In an editorial in Exit Australia’s official journal Dr Philip Nitschke has outlined a “tougher and smarter” strategy for promoting the legalisation of euthanasia without creating “a trail of martyrs”. He is attempting to form “a leaderless network that can spread required information throughout a supportive group”. One facet of this new approach is his workshops on do-it-yourself suicide devices.
“The days when kindly doctors travelled around helping the seriously ill to die, while details of these activities were then used to call for legislative change are gone,” he writes. “The model is dated, fragile and dangerous, and to date has achieved little more than the removal of a number of committed activists from the struggle.”

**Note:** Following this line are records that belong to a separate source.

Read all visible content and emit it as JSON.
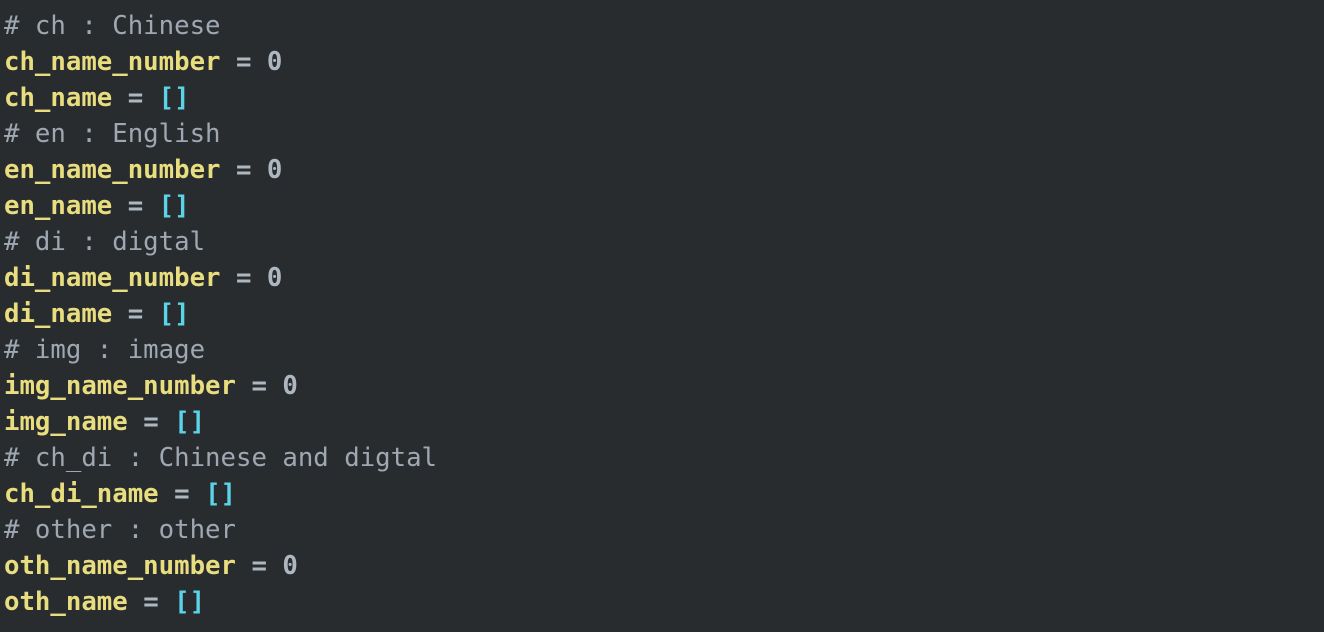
{
  "editor": {
    "language": "python",
    "background_color": "#282c2f",
    "colors": {
      "comment": "#9fa8b2",
      "identifier": "#e8dd7f",
      "operator": "#aeb7c0",
      "number": "#aeb7c0",
      "bracket": "#5bd4e8"
    },
    "lines": [
      {
        "index": 1,
        "text": "# ch : Chinese",
        "tokens": [
          {
            "t": "# ch : Chinese",
            "k": "comment"
          }
        ]
      },
      {
        "index": 2,
        "text": "ch_name_number = 0",
        "tokens": [
          {
            "t": "ch_name_number",
            "k": "ident"
          },
          {
            "t": " ",
            "k": "space"
          },
          {
            "t": "=",
            "k": "op"
          },
          {
            "t": " ",
            "k": "space"
          },
          {
            "t": "0",
            "k": "number"
          }
        ]
      },
      {
        "index": 3,
        "text": "ch_name = []",
        "tokens": [
          {
            "t": "ch_name",
            "k": "ident"
          },
          {
            "t": " ",
            "k": "space"
          },
          {
            "t": "=",
            "k": "op"
          },
          {
            "t": " ",
            "k": "space"
          },
          {
            "t": "[]",
            "k": "bracket"
          }
        ]
      },
      {
        "index": 4,
        "text": "# en : English",
        "tokens": [
          {
            "t": "# en : English",
            "k": "comment"
          }
        ]
      },
      {
        "index": 5,
        "text": "en_name_number = 0",
        "tokens": [
          {
            "t": "en_name_number",
            "k": "ident"
          },
          {
            "t": " ",
            "k": "space"
          },
          {
            "t": "=",
            "k": "op"
          },
          {
            "t": " ",
            "k": "space"
          },
          {
            "t": "0",
            "k": "number"
          }
        ]
      },
      {
        "index": 6,
        "text": "en_name = []",
        "tokens": [
          {
            "t": "en_name",
            "k": "ident"
          },
          {
            "t": " ",
            "k": "space"
          },
          {
            "t": "=",
            "k": "op"
          },
          {
            "t": " ",
            "k": "space"
          },
          {
            "t": "[]",
            "k": "bracket"
          }
        ]
      },
      {
        "index": 7,
        "text": "# di : digtal",
        "tokens": [
          {
            "t": "# di : digtal",
            "k": "comment"
          }
        ]
      },
      {
        "index": 8,
        "text": "di_name_number = 0",
        "tokens": [
          {
            "t": "di_name_number",
            "k": "ident"
          },
          {
            "t": " ",
            "k": "space"
          },
          {
            "t": "=",
            "k": "op"
          },
          {
            "t": " ",
            "k": "space"
          },
          {
            "t": "0",
            "k": "number"
          }
        ]
      },
      {
        "index": 9,
        "text": "di_name = []",
        "tokens": [
          {
            "t": "di_name",
            "k": "ident"
          },
          {
            "t": " ",
            "k": "space"
          },
          {
            "t": "=",
            "k": "op"
          },
          {
            "t": " ",
            "k": "space"
          },
          {
            "t": "[]",
            "k": "bracket"
          }
        ]
      },
      {
        "index": 10,
        "text": "# img : image",
        "tokens": [
          {
            "t": "# img : image",
            "k": "comment"
          }
        ]
      },
      {
        "index": 11,
        "text": "img_name_number = 0",
        "tokens": [
          {
            "t": "img_name_number",
            "k": "ident"
          },
          {
            "t": " ",
            "k": "space"
          },
          {
            "t": "=",
            "k": "op"
          },
          {
            "t": " ",
            "k": "space"
          },
          {
            "t": "0",
            "k": "number"
          }
        ]
      },
      {
        "index": 12,
        "text": "img_name = []",
        "tokens": [
          {
            "t": "img_name",
            "k": "ident"
          },
          {
            "t": " ",
            "k": "space"
          },
          {
            "t": "=",
            "k": "op"
          },
          {
            "t": " ",
            "k": "space"
          },
          {
            "t": "[]",
            "k": "bracket"
          }
        ]
      },
      {
        "index": 13,
        "text": "# ch_di : Chinese and digtal",
        "tokens": [
          {
            "t": "# ch_di : Chinese and digtal",
            "k": "comment"
          }
        ]
      },
      {
        "index": 14,
        "text": "ch_di_name = []",
        "tokens": [
          {
            "t": "ch_di_name",
            "k": "ident"
          },
          {
            "t": " ",
            "k": "space"
          },
          {
            "t": "=",
            "k": "op"
          },
          {
            "t": " ",
            "k": "space"
          },
          {
            "t": "[]",
            "k": "bracket"
          }
        ]
      },
      {
        "index": 15,
        "text": "# other : other",
        "tokens": [
          {
            "t": "# other : other",
            "k": "comment"
          }
        ]
      },
      {
        "index": 16,
        "text": "oth_name_number = 0",
        "tokens": [
          {
            "t": "oth_name_number",
            "k": "ident"
          },
          {
            "t": " ",
            "k": "space"
          },
          {
            "t": "=",
            "k": "op"
          },
          {
            "t": " ",
            "k": "space"
          },
          {
            "t": "0",
            "k": "number"
          }
        ]
      },
      {
        "index": 17,
        "text": "oth_name = []",
        "tokens": [
          {
            "t": "oth_name",
            "k": "ident"
          },
          {
            "t": " ",
            "k": "space"
          },
          {
            "t": "=",
            "k": "op"
          },
          {
            "t": " ",
            "k": "space"
          },
          {
            "t": "[]",
            "k": "bracket"
          }
        ]
      }
    ]
  }
}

An outpouring of public support for euthanasia in Tasmania in the wake of the Godfrey case (see above) shows that this may have been a shrewd move. According to a report in The Age, Mrs Godfrey was a member of Exit Australia. However, Dr Nitschke’s public association with the case has been minimal.

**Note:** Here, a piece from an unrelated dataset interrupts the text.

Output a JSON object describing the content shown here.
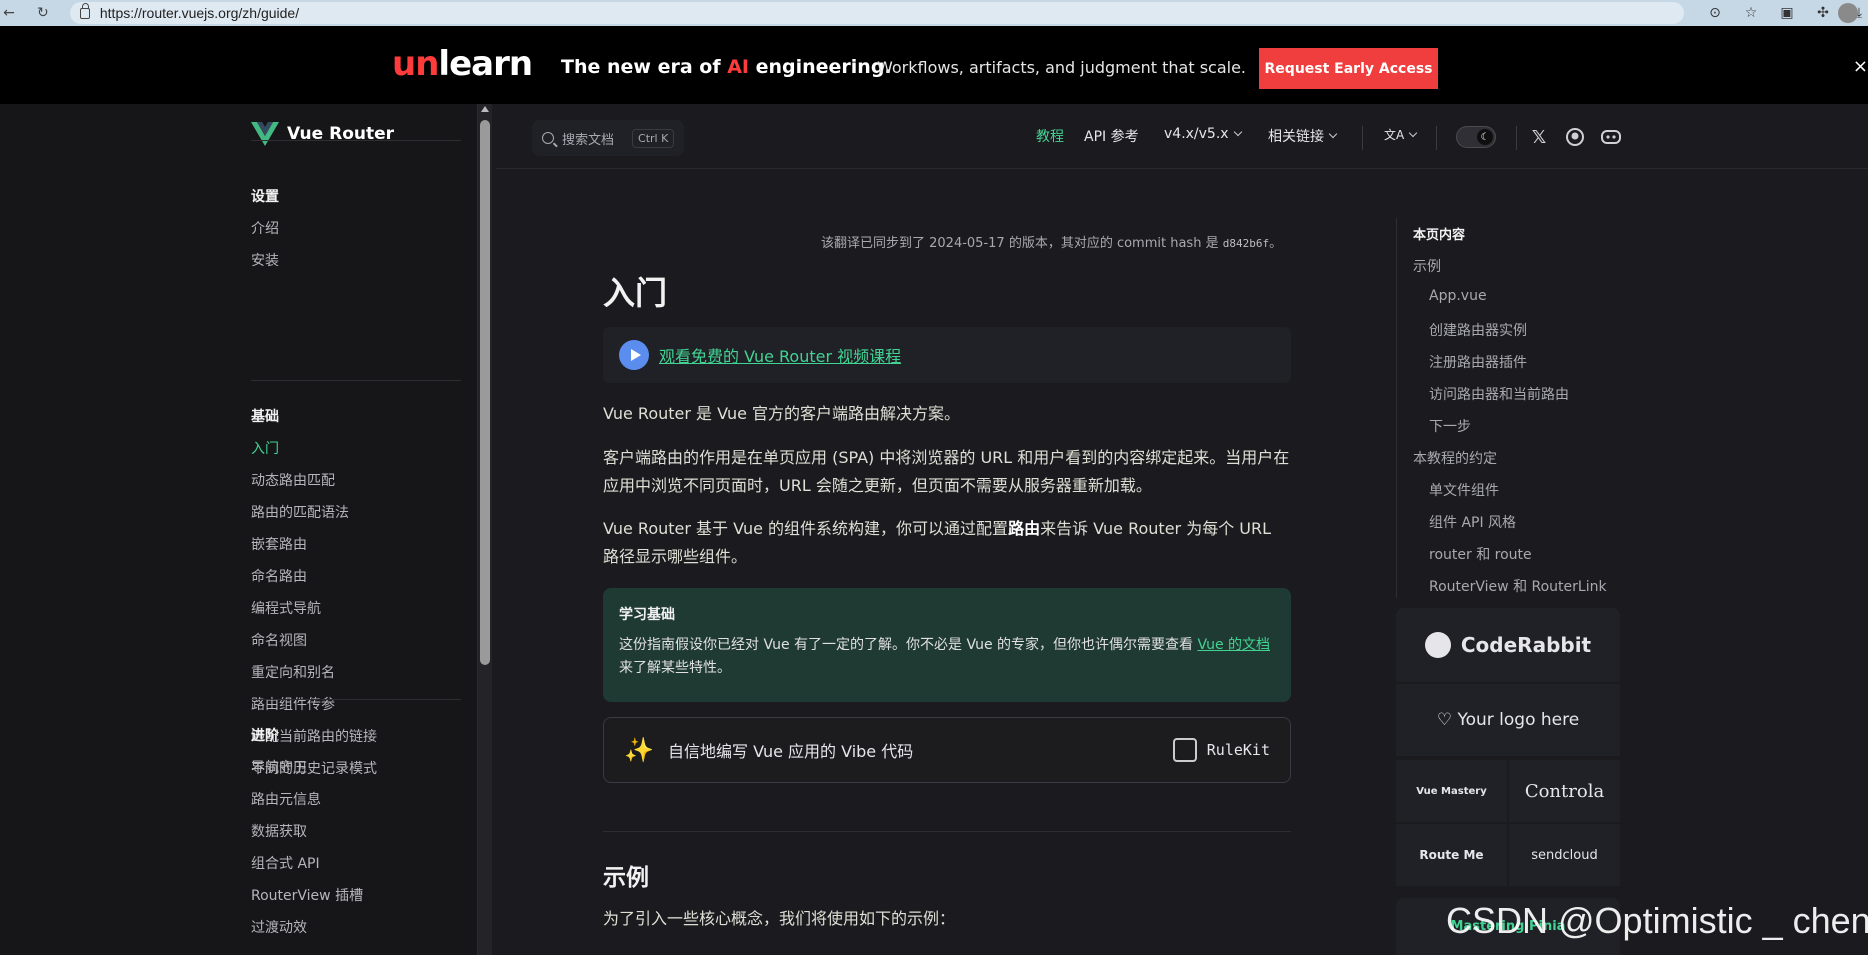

- Prescribe morning-after pills to young teenagers, say US pediatric group - November 30, 2012
- Bahrain sentences protest docs to prison - November 28, 2012

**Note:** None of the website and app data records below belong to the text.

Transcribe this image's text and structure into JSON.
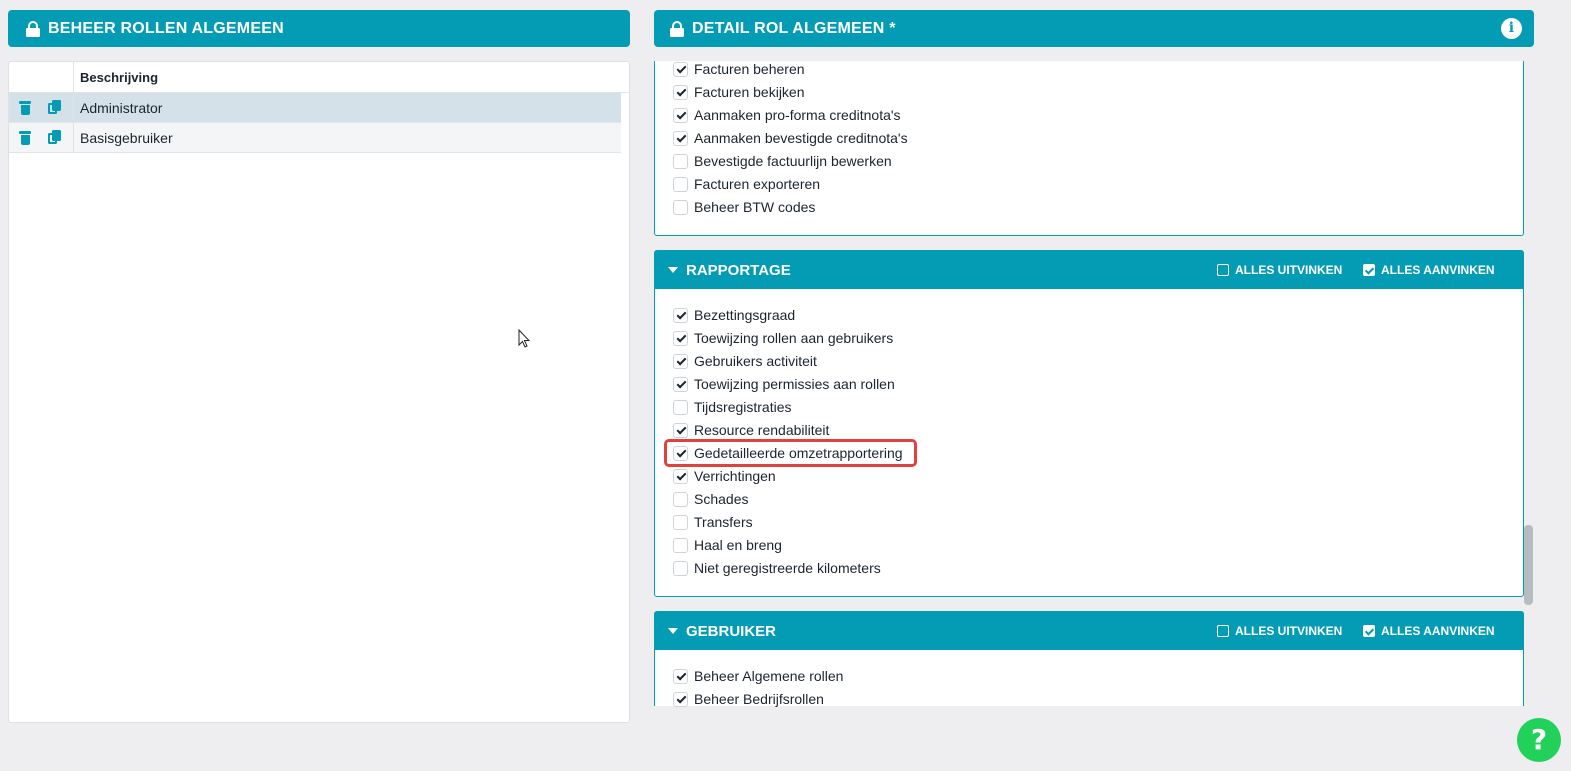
{
  "left_panel": {
    "title": "BEHEER ROLLEN ALGEMEEN",
    "column_header": "Beschrijving",
    "rows": [
      {
        "label": "Administrator"
      },
      {
        "label": "Basisgebruiker"
      }
    ]
  },
  "right_panel": {
    "title": "DETAIL ROL ALGEMEEN *",
    "facturen_items": [
      {
        "label": "Facturen beheren",
        "checked": true
      },
      {
        "label": "Facturen bekijken",
        "checked": true
      },
      {
        "label": "Aanmaken pro-forma creditnota's",
        "checked": true
      },
      {
        "label": "Aanmaken bevestigde creditnota's",
        "checked": true
      },
      {
        "label": "Bevestigde factuurlijn bewerken",
        "checked": false
      },
      {
        "label": "Facturen exporteren",
        "checked": false
      },
      {
        "label": "Beheer BTW codes",
        "checked": false
      }
    ],
    "rapportage": {
      "title": "RAPPORTAGE",
      "uncheck_all": "ALLES UITVINKEN",
      "check_all": "ALLES AANVINKEN",
      "items": [
        {
          "label": "Bezettingsgraad",
          "checked": true
        },
        {
          "label": "Toewijzing rollen aan gebruikers",
          "checked": true
        },
        {
          "label": "Gebruikers activiteit",
          "checked": true
        },
        {
          "label": "Toewijzing permissies aan rollen",
          "checked": true
        },
        {
          "label": "Tijdsregistraties",
          "checked": false
        },
        {
          "label": "Resource rendabiliteit",
          "checked": true
        },
        {
          "label": "Gedetailleerde omzetrapportering",
          "checked": true
        },
        {
          "label": "Verrichtingen",
          "checked": true
        },
        {
          "label": "Schades",
          "checked": false
        },
        {
          "label": "Transfers",
          "checked": false
        },
        {
          "label": "Haal en breng",
          "checked": false
        },
        {
          "label": "Niet geregistreerde kilometers",
          "checked": false
        }
      ]
    },
    "gebruiker": {
      "title": "GEBRUIKER",
      "uncheck_all": "ALLES UITVINKEN",
      "check_all": "ALLES AANVINKEN",
      "items": [
        {
          "label": "Beheer Algemene rollen",
          "checked": true
        },
        {
          "label": "Beheer Bedrijfsrollen",
          "checked": true
        }
      ]
    }
  },
  "help_button": {
    "label": "?"
  },
  "colors": {
    "accent": "#049cb4",
    "help": "#21d15a",
    "highlight": "#e0423f"
  }
}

- Terry Pratchett assisted suicide documentary wins International Emmy - November 27, 2012